If the subculture depicted (or quasi-depicted) in this footage seems utterly silly to you, you might consider that CBC television crews, today, probably don't have dress-codes. The Sixties, so called, did change a few things, and sometimes, definitely, for the better.
As to whether I could have imagined some future technology dredging this up and stapling it to my public persona, yes, indeed, I probably could have, and I suspect I may have vaguely dreaded exactly that. I do know that I was slightly uneasy, years later, when they re-ran this footage and a friend recognized me, and uneasier still, further on, post-authorhood, when someone at CBC figured out that that was in fact me. In the meantime, though, I guess I've gotten used to it. And all things considered, I'd say it was definitely the right thing to do, as it paid for the luxury of my very own bed, a bare lightbulb, and second-hand Pan SF paperbacks. Things a boy needed.

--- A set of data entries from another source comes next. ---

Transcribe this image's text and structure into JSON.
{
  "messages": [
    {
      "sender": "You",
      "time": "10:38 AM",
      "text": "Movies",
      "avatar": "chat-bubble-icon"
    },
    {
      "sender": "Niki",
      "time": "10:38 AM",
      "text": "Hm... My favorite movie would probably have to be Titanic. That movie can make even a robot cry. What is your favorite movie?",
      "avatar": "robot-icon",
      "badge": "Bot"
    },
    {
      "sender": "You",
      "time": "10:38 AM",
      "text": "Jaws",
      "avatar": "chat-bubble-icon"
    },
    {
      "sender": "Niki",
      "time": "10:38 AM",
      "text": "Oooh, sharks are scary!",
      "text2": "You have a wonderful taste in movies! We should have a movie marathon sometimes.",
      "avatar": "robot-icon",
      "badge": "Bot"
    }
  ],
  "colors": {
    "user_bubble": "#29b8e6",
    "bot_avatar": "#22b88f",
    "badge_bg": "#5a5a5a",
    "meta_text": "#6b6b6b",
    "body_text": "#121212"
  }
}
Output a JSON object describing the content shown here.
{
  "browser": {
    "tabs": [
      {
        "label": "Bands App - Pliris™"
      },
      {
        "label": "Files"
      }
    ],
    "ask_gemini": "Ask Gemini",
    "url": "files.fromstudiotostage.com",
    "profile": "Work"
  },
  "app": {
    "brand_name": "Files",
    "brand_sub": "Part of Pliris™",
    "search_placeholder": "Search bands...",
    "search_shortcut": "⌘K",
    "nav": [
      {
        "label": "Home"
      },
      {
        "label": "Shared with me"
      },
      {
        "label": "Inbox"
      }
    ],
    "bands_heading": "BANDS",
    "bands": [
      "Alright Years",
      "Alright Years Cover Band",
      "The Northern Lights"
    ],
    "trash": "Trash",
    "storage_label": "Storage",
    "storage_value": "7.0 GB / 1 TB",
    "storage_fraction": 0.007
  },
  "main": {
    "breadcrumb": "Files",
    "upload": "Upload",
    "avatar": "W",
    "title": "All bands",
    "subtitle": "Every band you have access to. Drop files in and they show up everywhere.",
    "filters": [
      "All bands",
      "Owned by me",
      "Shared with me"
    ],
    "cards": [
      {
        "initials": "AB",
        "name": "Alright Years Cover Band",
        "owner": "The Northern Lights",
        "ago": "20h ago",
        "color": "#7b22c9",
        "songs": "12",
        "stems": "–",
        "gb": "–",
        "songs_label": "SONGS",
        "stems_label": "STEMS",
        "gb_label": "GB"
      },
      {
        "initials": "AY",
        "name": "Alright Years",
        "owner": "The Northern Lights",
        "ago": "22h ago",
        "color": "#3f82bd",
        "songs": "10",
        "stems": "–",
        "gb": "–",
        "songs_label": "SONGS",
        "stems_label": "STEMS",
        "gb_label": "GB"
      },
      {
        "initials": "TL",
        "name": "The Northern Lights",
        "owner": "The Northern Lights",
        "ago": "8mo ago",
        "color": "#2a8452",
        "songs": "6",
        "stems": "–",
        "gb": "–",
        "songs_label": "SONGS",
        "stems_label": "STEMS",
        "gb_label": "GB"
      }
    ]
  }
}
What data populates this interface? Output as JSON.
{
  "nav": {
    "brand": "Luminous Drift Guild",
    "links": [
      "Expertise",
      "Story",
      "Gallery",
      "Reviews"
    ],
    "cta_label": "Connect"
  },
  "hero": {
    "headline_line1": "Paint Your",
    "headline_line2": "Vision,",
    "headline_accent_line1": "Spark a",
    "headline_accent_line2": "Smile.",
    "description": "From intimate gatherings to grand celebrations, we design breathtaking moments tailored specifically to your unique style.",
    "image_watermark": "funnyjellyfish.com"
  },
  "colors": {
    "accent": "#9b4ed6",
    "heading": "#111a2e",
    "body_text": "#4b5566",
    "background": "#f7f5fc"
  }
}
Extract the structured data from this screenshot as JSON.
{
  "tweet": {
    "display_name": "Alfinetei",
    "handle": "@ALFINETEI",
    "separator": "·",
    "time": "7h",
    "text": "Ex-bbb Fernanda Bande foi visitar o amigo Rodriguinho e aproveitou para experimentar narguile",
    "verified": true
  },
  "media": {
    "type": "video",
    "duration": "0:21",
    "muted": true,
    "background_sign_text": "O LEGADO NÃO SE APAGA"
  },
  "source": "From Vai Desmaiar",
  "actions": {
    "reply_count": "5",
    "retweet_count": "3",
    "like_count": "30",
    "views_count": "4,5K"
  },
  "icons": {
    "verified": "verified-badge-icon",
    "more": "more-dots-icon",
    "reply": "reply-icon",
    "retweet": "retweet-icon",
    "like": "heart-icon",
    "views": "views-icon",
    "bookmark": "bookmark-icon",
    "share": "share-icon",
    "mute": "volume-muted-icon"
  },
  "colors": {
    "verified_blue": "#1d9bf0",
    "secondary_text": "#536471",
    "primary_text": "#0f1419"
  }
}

SADIE DOING MOLLY
Diehard Molly-casters might take a look at Paul Anderson's first film, SHOPPING, which features an interestingly Mollyesque turn by Sadie Frost. Anderson told me, when he gave me a cassette of the film, that he'd been thinking of Molly as he developed this character, and that he'd sent Frost off to a movement instructor, in Paris, to be taught "to walk like a man". (SHOPPING, mind you, isn't a film you'd be likely to rent otherwise. A micro-budget first feature about ram-raiding teenagers, the best thing it has going for it is this one odd but definitely special effect -- Sadie Frost walking like a man you wouldn't want to meet in a dark alley). I haven't seen it for years, now, but I remember thinking at the time that Frost was easily the closest thing I'd seen to my own idea of Molly. Sad to say, she's likely a little too old for the part now. Sadder still, Anderson told me (I hope I'm remembering this correctly) that Frost's father was a martial-arts expert of some kind, and that she was already a very convincing scrapper. Saddest of all, she actually came within *this* much of signing on as the Molly-analog in JOHNNY MNEMONIC, but then didn't. I'd had fingers and toes crossed, but it didn't happen.